__Directions__
An exact copy of the records is required, minus the pictures they hold.

__Dataset entries__
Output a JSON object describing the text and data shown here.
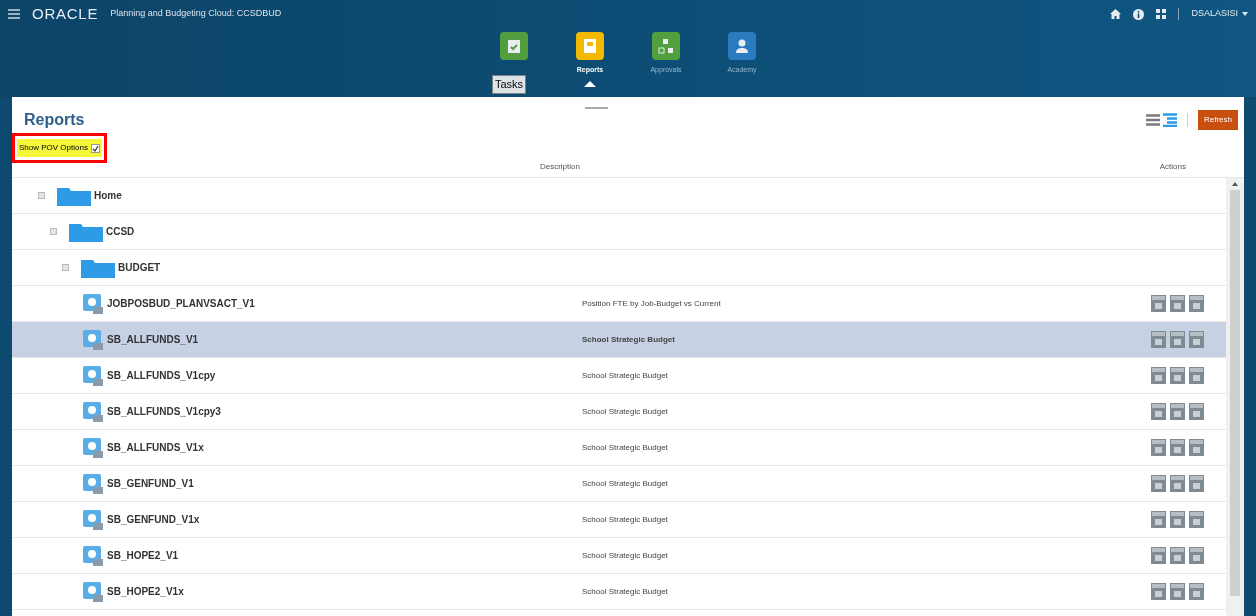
{
  "header": {
    "brand": "ORACLE",
    "app_title": "Planning and Budgeting Cloud: CCSDBUD",
    "user": "DSALASISI"
  },
  "nav": [
    {
      "kind": "tasks",
      "selected": false,
      "tooltip": "Tasks"
    },
    {
      "kind": "reports",
      "label": "Reports",
      "selected": true
    },
    {
      "kind": "approvals",
      "label": "Approvals",
      "selected": false
    },
    {
      "kind": "academy",
      "label": "Academy",
      "selected": false
    }
  ],
  "panel": {
    "title": "Reports",
    "refresh": "Refresh",
    "pov": {
      "label": "Show POV Options",
      "checked": true
    }
  },
  "table": {
    "columns": [
      "Description",
      "Actions"
    ],
    "tree": [
      {
        "name": "Home",
        "expanded": true,
        "children": [
          {
            "name": "CCSD",
            "expanded": true,
            "children": [
              {
                "name": "BUDGET",
                "expanded": true,
                "children": [
                  {
                    "name": "JOBPOSBUD_PLANVSACT_V1",
                    "description": "Position FTE by Job-Budget vs Current",
                    "selected": false
                  },
                  {
                    "name": "SB_ALLFUNDS_V1",
                    "description": "School Strategic Budget",
                    "selected": true
                  },
                  {
                    "name": "SB_ALLFUNDS_V1cpy",
                    "description": "School Strategic Budget",
                    "selected": false
                  },
                  {
                    "name": "SB_ALLFUNDS_V1cpy3",
                    "description": "School Strategic Budget",
                    "selected": false
                  },
                  {
                    "name": "SB_ALLFUNDS_V1x",
                    "description": "School Strategic Budget",
                    "selected": false
                  },
                  {
                    "name": "SB_GENFUND_V1",
                    "description": "School Strategic Budget",
                    "selected": false
                  },
                  {
                    "name": "SB_GENFUND_V1x",
                    "description": "School Strategic Budget",
                    "selected": false
                  },
                  {
                    "name": "SB_HOPE2_V1",
                    "description": "School Strategic Budget",
                    "selected": false
                  },
                  {
                    "name": "SB_HOPE2_V1x",
                    "description": "School Strategic Budget",
                    "selected": false
                  }
                ]
              }
            ]
          }
        ]
      }
    ]
  }
}
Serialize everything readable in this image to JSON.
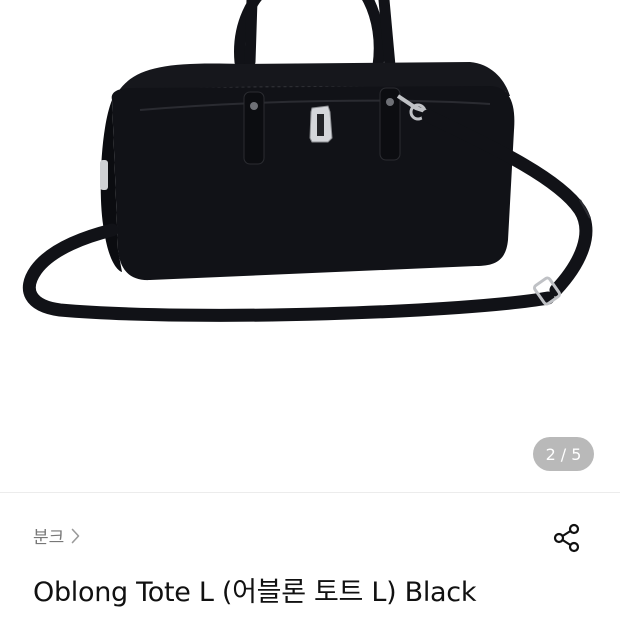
{
  "gallery": {
    "current_page": "2",
    "separator": "/",
    "total_pages": "5"
  },
  "product": {
    "brand": "분크",
    "title": "Oblong Tote L (어블론 토트 L) Black",
    "color": "#111217"
  },
  "icons": {
    "brand_chevron": "chevron-right-icon",
    "share": "share-icon"
  }
}
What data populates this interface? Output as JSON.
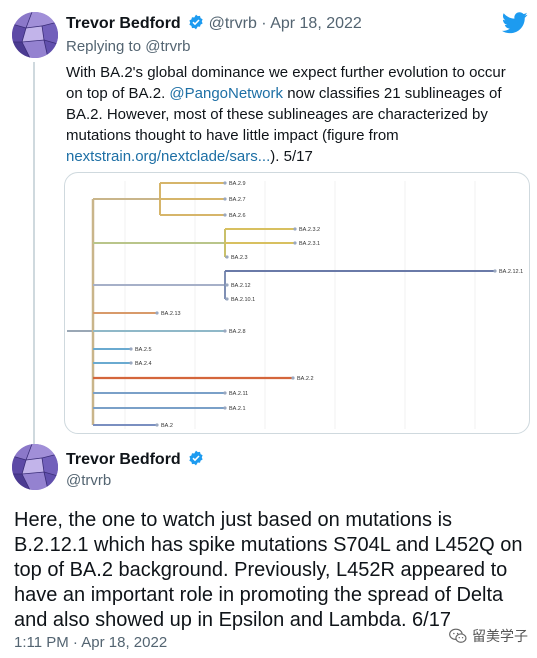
{
  "tweet1": {
    "name": "Trevor Bedford",
    "handle": "@trvrb",
    "separator": "·",
    "date": "Apr 18, 2022",
    "replying_to": "Replying to @trvrb",
    "text_1": "With BA.2's global dominance we expect further evolution to occur on top of BA.2. ",
    "mention": "@PangoNetwork",
    "text_2": " now classifies 21 sublineages of BA.2. However, most of these sublineages are characterized by mutations thought to have little impact (figure from ",
    "link": "nextstrain.org/nextclade/sars...",
    "text_3": "). 5/17"
  },
  "figure": {
    "clades": [
      "BA.2.9",
      "BA.2.7",
      "BA.2.6",
      "BA.2.3.2",
      "BA.2.3.1",
      "BA.2.3",
      "BA.2.12.1",
      "BA.2.12",
      "BA.2.10.1",
      "BA.2.13",
      "BA.2.8",
      "BA.2.5",
      "BA.2.4",
      "BA.2.2",
      "BA.2.11",
      "BA.2.1",
      "BA.2"
    ]
  },
  "tweet2": {
    "name": "Trevor Bedford",
    "handle": "@trvrb",
    "text": "Here, the one to watch just based on mutations is B.2.12.1 which has spike mutations S704L and L452Q on top of BA.2 background. Previously, L452R appeared to have an important role in promoting the spread of Delta and also showed up in Epsilon and Lambda. 6/17",
    "time": "1:11 PM",
    "separator": "·",
    "date": "Apr 18, 2022"
  },
  "watermark": {
    "text": "留美学子"
  },
  "icons": [
    "twitter-bird-icon",
    "verified-badge-icon",
    "avatar",
    "wechat-icon"
  ],
  "colors": {
    "link": "#1d6fa5",
    "verified": "#1d9bf0",
    "muted": "#536471"
  }
}
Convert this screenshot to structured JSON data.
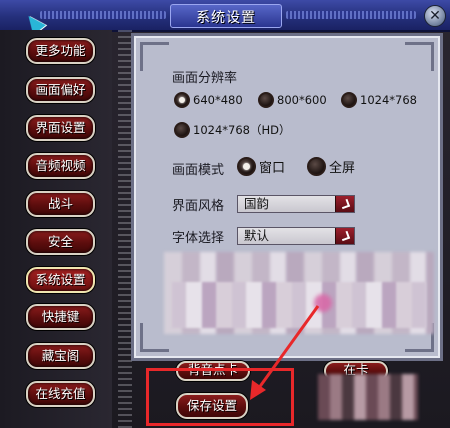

__Answer section__
Output a JSON object describing the text and data shown here.
{
  "header": {
    "brand": "ORACLE",
    "app_title": "Planning and Budgeting Cloud: CCSDBUD",
    "user": "DSALASISI"
  },
  "nav": [
    {
      "kind": "tasks",
      "selected": false,
      "tooltip": "Tasks"
    },
    {
      "kind": "reports",
      "label": "Reports",
      "selected": true
    },
    {
      "kind": "approvals",
      "label": "Approvals",
      "selected": false
    },
    {
      "kind": "academy",
      "label": "Academy",
      "selected": false
    }
  ],
  "panel": {
    "title": "Reports",
    "refresh": "Refresh",
    "pov": {
      "label": "Show POV Options",
      "checked": true
    }
  },
  "table": {
    "columns": [
      "Description",
      "Actions"
    ],
    "tree": [
      {
        "name": "Home",
        "expanded": true,
        "children": [
          {
            "name": "CCSD",
            "expanded": true,
            "children": [
              {
                "name": "BUDGET",
                "expanded": true,
                "children": [
                  {
                    "name": "JOBPOSBUD_PLANVSACT_V1",
                    "description": "Position FTE by Job-Budget vs Current",
                    "selected": false
                  },
                  {
                    "name": "SB_ALLFUNDS_V1",
                    "description": "School Strategic Budget",
                    "selected": true
                  },
                  {
                    "name": "SB_ALLFUNDS_V1cpy",
                    "description": "School Strategic Budget",
                    "selected": false
                  },
                  {
                    "name": "SB_ALLFUNDS_V1cpy3",
                    "description": "School Strategic Budget",
                    "selected": false
                  },
                  {
                    "name": "SB_ALLFUNDS_V1x",
                    "description": "School Strategic Budget",
                    "selected": false
                  },
                  {
                    "name": "SB_GENFUND_V1",
                    "description": "School Strategic Budget",
                    "selected": false
                  },
                  {
                    "name": "SB_GENFUND_V1x",
                    "description": "School Strategic Budget",
                    "selected": false
                  },
                  {
                    "name": "SB_HOPE2_V1",
                    "description": "School Strategic Budget",
                    "selected": false
                  },
                  {
                    "name": "SB_HOPE2_V1x",
                    "description": "School Strategic Budget",
                    "selected": false
                  }
                ]
              }
            ]
          }
        ]
      }
    ]
  }
}
Serialize everything readable in this image to JSON.
{
  "gallery": {
    "current_page": "2",
    "separator": "/",
    "total_pages": "5"
  },
  "product": {
    "brand": "분크",
    "title": "Oblong Tote L (어블론 토트 L) Black",
    "color": "#111217"
  },
  "icons": {
    "brand_chevron": "chevron-right-icon",
    "share": "share-icon"
  }
}
What data populates this interface? Output as JSON.
{
  "tweet1": {
    "name": "Trevor Bedford",
    "handle": "@trvrb",
    "separator": "·",
    "date": "Apr 18, 2022",
    "replying_to": "Replying to @trvrb",
    "text_1": "With BA.2's global dominance we expect further evolution to occur on top of BA.2. ",
    "mention": "@PangoNetwork",
    "text_2": " now classifies 21 sublineages of BA.2. However, most of these sublineages are characterized by mutations thought to have little impact (figure from ",
    "link": "nextstrain.org/nextclade/sars...",
    "text_3": "). 5/17"
  },
  "figure": {
    "clades": [
      "BA.2.9",
      "BA.2.7",
      "BA.2.6",
      "BA.2.3.2",
      "BA.2.3.1",
      "BA.2.3",
      "BA.2.12.1",
      "BA.2.12",
      "BA.2.10.1",
      "BA.2.13",
      "BA.2.8",
      "BA.2.5",
      "BA.2.4",
      "BA.2.2",
      "BA.2.11",
      "BA.2.1",
      "BA.2"
    ]
  },
  "tweet2": {
    "name": "Trevor Bedford",
    "handle": "@trvrb",
    "text": "Here, the one to watch just based on mutations is B.2.12.1 which has spike mutations S704L and L452Q on top of BA.2 background. Previously, L452R appeared to have an important role in promoting the spread of Delta and also showed up in Epsilon and Lambda. 6/17",
    "time": "1:11 PM",
    "separator": "·",
    "date": "Apr 18, 2022"
  },
  "watermark": {
    "text": "留美学子"
  },
  "icons": [
    "twitter-bird-icon",
    "verified-badge-icon",
    "avatar",
    "wechat-icon"
  ],
  "colors": {
    "link": "#1d6fa5",
    "verified": "#1d9bf0",
    "muted": "#536471"
  }
}
Convert this screenshot to structured JSON data.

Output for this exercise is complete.